Verkuil, B., Brosschot, J. F., Gebhardt, W. A., and Thayer, J. F. (2010). When worries make you sick: a review of perseverative cognition, the default stress response and somatic health. J. Exp. Psychopathol. 1, 87–118. doi: 10.5127/jep.009110
Wojniusz, S., Callens, N., Sütterlin, S., Andersson, S., De Schepper, J., Gies, I., et al. (2016). Cognitive, emotional, and psychosocial functioning of girls treated with pharmacological puberty blockage for idiopathic central precocious puberty. Front. Psychol. 7:1053. doi: 10.3389/fpsyg.2016.01053
Keywords: work-related rumination, heart rate variability, unwinding from work, recovery
Citation: Cropley M, Plans D, Morelli D, Sütterlin S, Inceoglu I, Thomas G and Chu C (2017) The Association between Work-Related Rumination and Heart Rate Variability: A Field Study. Front. Hum. Neurosci. 11:27. doi: 10.3389/fnhum.2017.00027
Received: 15 August 2016; Accepted: 12 January 2017;
Published: 31 January 2017.
Edited by:Jos F. Brosschot, Leiden University, Netherlands

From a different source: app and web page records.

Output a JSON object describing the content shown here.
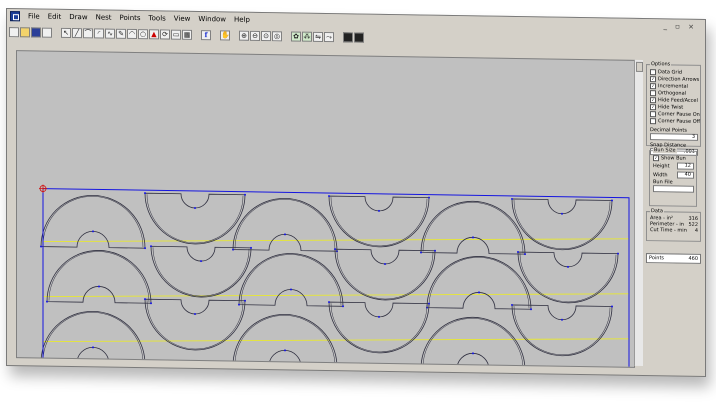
{
  "menu": {
    "items": [
      "File",
      "Edit",
      "Draw",
      "Nest",
      "Points",
      "Tools",
      "View",
      "Window",
      "Help"
    ],
    "window_controls": "_ ▫ ×"
  },
  "toolbar": {
    "f_label": "f"
  },
  "options": {
    "title": "Options",
    "items": [
      {
        "label": "Data Grid",
        "checked": false
      },
      {
        "label": "Direction Arrows",
        "checked": true
      },
      {
        "label": "Incremental",
        "checked": true
      },
      {
        "label": "Orthogonal",
        "checked": false
      },
      {
        "label": "Hide Feed/Accel",
        "checked": true
      },
      {
        "label": "Hide Twist",
        "checked": true
      },
      {
        "label": "Corner Pause On",
        "checked": false
      },
      {
        "label": "Corner Pause Off",
        "checked": false
      }
    ],
    "decimal_points_label": "Decimal Points",
    "decimal_points_value": "3",
    "snap_distance_label": "Snap Distance",
    "snap_distance_value": ".001",
    "bun": {
      "title": "Bun Size",
      "show_bun_label": "Show Bun",
      "show_bun_checked": true,
      "height_label": "Height",
      "height_value": "12",
      "width_label": "Width",
      "width_value": "40",
      "bun_file_label": "Bun File",
      "bun_file_value": ""
    }
  },
  "data": {
    "title": "Data",
    "rows": [
      {
        "label": "Area - in²",
        "value": "316"
      },
      {
        "label": "Perimeter - in",
        "value": "522"
      },
      {
        "label": "Cut Time - min",
        "value": "4"
      }
    ]
  },
  "points": {
    "label": "Points",
    "value": "460"
  },
  "colors": {
    "canvas_bg": "#c0c0c0",
    "bun_border": "#1515e0",
    "yellow_lines": "#e8e830",
    "shape_stroke": "#303040"
  }
}
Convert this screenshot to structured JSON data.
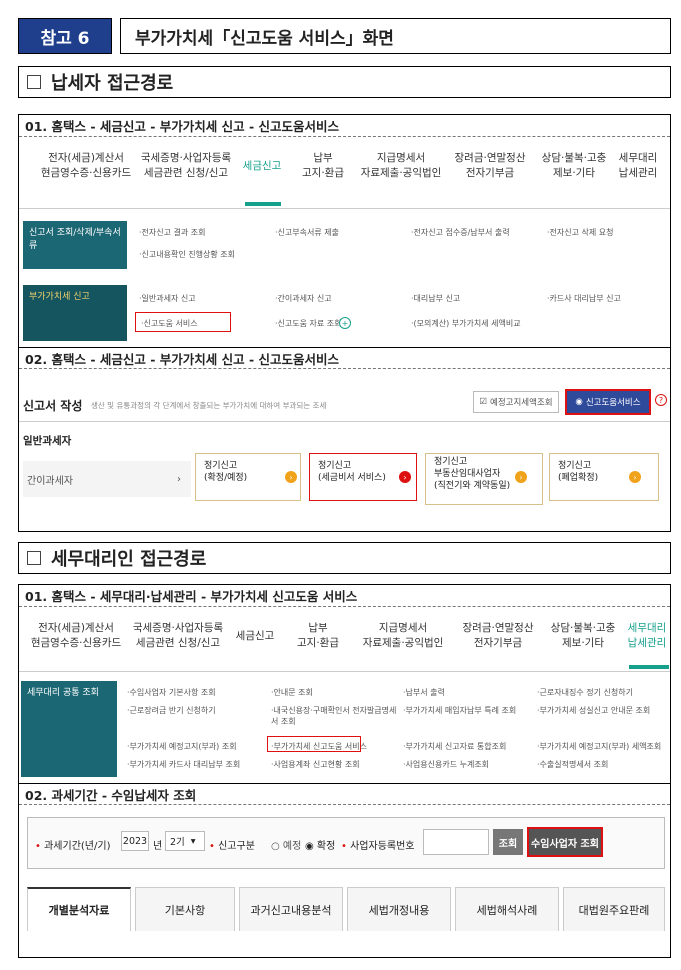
{
  "header": {
    "tag": "참고 6",
    "title": "부가가치세「신고도움 서비스」화면"
  },
  "sec1": {
    "title": "납세자 접근경로",
    "step1": "01. 홈택스 - 세금신고 - 부가가치세 신고 - 신고도움서비스",
    "nav": [
      {
        "l1": "전자(세금)계산서",
        "l2": "현금영수증·신용카드"
      },
      {
        "l1": "국세증명·사업자등록",
        "l2": "세금관련 신청/신고"
      },
      {
        "l1": "세금신고",
        "l2": ""
      },
      {
        "l1": "납부",
        "l2": "고지·환급"
      },
      {
        "l1": "지급명세서",
        "l2": "자료제출·공익법인"
      },
      {
        "l1": "장려금·연말정산",
        "l2": "전자기부금"
      },
      {
        "l1": "상담·불복·고충",
        "l2": "제보·기타"
      },
      {
        "l1": "세무대리",
        "l2": "납세관리"
      }
    ],
    "row1_label": "신고서 조회/삭제/부속서류",
    "row1_items": [
      "·전자신고 결과 조회",
      "·신고부속서류 제출",
      "·전자신고 접수증/납부서 출력",
      "·전자신고 삭제 요청",
      "·신고내용확인 진행상황 조회"
    ],
    "row2_label": "부가가치세 신고",
    "row2_items": [
      "·일반과세자 신고",
      "·간이과세자 신고",
      "·대리납부 신고",
      "·카드사 대리납부 신고",
      "·신고도움 서비스",
      "·신고도움 자료 조회",
      "·(모의계산) 부가가치세 세액비교"
    ],
    "step2": "02. 홈택스 - 세금신고 - 부가가치세 신고 - 신고도움서비스",
    "form_title": "신고서 작성",
    "form_desc": "생산 및 유통과정의 각 단계에서 창출되는 부가가치에 대하여 부과되는 조세",
    "btn_estimate": "예정고지세액조회",
    "btn_help": "신고도움서비스",
    "left_general": "일반과세자",
    "left_simple": "간이과세자",
    "cards": [
      {
        "l1": "정기신고",
        "l2": "(확정/예정)",
        "l3": ""
      },
      {
        "l1": "정기신고",
        "l2": "(세금비서 서비스)",
        "l3": ""
      },
      {
        "l1": "정기신고",
        "l2": "부동산임대사업자",
        "l3": "(직전기와 계약동일)"
      },
      {
        "l1": "정기신고",
        "l2": "(폐업확정)",
        "l3": ""
      }
    ]
  },
  "sec2": {
    "title": "세무대리인 접근경로",
    "step1": "01. 홈택스 - 세무대리·납세관리 - 부가가치세 신고도움 서비스",
    "nav": [
      {
        "l1": "전자(세금)계산서",
        "l2": "현금영수증·신용카드"
      },
      {
        "l1": "국세증명·사업자등록",
        "l2": "세금관련 신청/신고"
      },
      {
        "l1": "세금신고",
        "l2": ""
      },
      {
        "l1": "납부",
        "l2": "고지·환급"
      },
      {
        "l1": "지급명세서",
        "l2": "자료제출·공익법인"
      },
      {
        "l1": "장려금·연말정산",
        "l2": "전자기부금"
      },
      {
        "l1": "상담·불복·고충",
        "l2": "제보·기타"
      },
      {
        "l1": "세무대리",
        "l2": "납세관리"
      }
    ],
    "label": "세무대리 공통 조회",
    "items": [
      "·수임사업자 기본사항 조회",
      "·안내문 조회",
      "·납부서 출력",
      "·근로자내징수 정기 신청하기",
      "·근로장려금 반기 신청하기",
      "·내국신용장·구매확인서 전자발급명세서 조회",
      "·부가가치세 매입자납부 특례 조회",
      "·부가가치세 성실신고 안내문 조회",
      "·부가가치세 예정고지(부과) 조회",
      "·부가가치세 신고도움 서비스",
      "·부가가치세 신고자료 통합조회",
      "·부가가치세 예정고지(부과) 세액조회",
      "·부가가치세 카드사 대리납부 조회",
      "·사업용계좌 신고현황 조회",
      "·사업용신용카드 누계조회",
      "·수출실적명세서 조회"
    ],
    "step2": "02. 과세기간 - 수임납세자 조회",
    "q_period": "과세기간(년/기)",
    "q_year": "2023",
    "q_year_unit": "년",
    "q_term": "2기",
    "q_type": "신고구분",
    "q_opt1": "예정",
    "q_opt2": "확정",
    "q_bizno": "사업자등록번호",
    "q_search": "조회",
    "q_clients": "수임사업자 조회",
    "tabs": [
      "개별분석자료",
      "기본사항",
      "과거신고내용분석",
      "세법개정내용",
      "세법해석사례",
      "대법원주요판례"
    ]
  }
}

Copyright © 2017 Cropley, Plans, Morelli, Sütterlin, Inceoglu, Thomas and Chu. This is an open-access article distributed under the terms of the Creative Commons Attribution License (CC BY). The use, distribution and reproduction in other forums is permitted, provided the original author(s) or licensor are credited and that the original publication in this journal is cited, in accordance with accepted academic practice. No use, distribution or reproduction is permitted which does not comply with these terms.
*Correspondence: David Plans, email@example.com